▸ What to work on
Take every line from the material that has the word "Fields" in it.

▸ Task data

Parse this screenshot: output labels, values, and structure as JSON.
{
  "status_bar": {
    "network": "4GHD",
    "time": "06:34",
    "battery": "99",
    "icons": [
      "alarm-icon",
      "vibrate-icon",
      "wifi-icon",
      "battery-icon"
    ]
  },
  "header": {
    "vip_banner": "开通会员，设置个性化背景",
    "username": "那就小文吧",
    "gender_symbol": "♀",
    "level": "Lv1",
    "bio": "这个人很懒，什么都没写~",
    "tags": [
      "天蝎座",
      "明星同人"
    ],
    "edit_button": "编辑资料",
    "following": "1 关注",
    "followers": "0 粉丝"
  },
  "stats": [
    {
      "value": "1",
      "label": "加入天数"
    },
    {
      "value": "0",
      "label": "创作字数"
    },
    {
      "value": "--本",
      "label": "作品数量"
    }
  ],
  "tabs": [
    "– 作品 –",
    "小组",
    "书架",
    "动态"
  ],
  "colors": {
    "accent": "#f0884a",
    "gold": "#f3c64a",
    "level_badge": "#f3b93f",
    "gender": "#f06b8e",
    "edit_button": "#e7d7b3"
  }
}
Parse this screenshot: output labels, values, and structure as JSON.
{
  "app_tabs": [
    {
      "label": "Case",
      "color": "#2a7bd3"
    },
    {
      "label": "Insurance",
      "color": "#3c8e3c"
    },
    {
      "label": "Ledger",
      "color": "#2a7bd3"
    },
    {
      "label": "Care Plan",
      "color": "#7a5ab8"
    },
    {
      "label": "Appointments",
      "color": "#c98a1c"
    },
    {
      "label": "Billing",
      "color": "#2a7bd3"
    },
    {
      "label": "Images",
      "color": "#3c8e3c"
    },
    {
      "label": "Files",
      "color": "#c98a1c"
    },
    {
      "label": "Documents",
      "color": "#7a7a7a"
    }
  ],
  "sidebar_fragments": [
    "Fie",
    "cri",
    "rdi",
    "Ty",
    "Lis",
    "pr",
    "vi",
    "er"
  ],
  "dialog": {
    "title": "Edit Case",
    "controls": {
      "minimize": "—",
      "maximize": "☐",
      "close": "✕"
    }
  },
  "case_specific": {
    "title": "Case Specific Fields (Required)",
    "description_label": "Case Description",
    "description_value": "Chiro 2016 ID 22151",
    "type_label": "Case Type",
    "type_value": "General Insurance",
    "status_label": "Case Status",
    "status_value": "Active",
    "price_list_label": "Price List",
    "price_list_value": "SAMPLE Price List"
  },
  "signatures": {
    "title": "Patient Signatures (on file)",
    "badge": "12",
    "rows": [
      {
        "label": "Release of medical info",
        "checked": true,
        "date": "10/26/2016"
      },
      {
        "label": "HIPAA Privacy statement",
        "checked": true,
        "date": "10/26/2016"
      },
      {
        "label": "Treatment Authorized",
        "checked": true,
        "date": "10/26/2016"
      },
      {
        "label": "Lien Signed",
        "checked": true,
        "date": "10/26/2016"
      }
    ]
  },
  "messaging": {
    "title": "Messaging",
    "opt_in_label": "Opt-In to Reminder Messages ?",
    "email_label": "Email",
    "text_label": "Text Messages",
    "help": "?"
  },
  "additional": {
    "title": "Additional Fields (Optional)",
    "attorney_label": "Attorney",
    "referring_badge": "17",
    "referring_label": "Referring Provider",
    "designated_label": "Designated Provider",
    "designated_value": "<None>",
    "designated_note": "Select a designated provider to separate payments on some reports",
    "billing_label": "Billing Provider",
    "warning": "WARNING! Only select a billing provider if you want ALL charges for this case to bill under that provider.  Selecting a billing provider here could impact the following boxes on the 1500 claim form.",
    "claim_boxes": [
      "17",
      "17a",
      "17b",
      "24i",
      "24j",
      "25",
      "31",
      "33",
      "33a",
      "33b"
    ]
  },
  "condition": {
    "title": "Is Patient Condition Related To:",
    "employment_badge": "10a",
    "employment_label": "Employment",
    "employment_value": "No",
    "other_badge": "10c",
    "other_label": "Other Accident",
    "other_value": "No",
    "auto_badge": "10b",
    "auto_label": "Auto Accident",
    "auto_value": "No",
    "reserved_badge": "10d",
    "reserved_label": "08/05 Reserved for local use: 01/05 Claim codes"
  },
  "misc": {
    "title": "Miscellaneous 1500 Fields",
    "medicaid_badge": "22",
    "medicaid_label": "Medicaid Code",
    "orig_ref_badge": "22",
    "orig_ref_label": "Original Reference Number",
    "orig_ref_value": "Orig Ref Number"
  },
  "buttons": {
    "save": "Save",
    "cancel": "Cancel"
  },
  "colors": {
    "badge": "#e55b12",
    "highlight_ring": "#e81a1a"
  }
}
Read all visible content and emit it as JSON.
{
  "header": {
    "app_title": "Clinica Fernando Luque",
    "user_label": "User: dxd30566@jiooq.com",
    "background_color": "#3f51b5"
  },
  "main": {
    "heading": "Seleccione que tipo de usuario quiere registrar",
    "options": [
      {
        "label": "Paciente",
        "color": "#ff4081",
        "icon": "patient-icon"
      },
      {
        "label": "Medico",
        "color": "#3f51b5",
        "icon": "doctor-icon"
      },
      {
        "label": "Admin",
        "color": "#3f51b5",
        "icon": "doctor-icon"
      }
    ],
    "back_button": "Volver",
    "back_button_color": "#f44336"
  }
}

▸ Response
    "title": "Case Specific Fields (Required)",
    "title": "Additional Fields (Optional)",
    "title": "Miscellaneous 1500 Fields",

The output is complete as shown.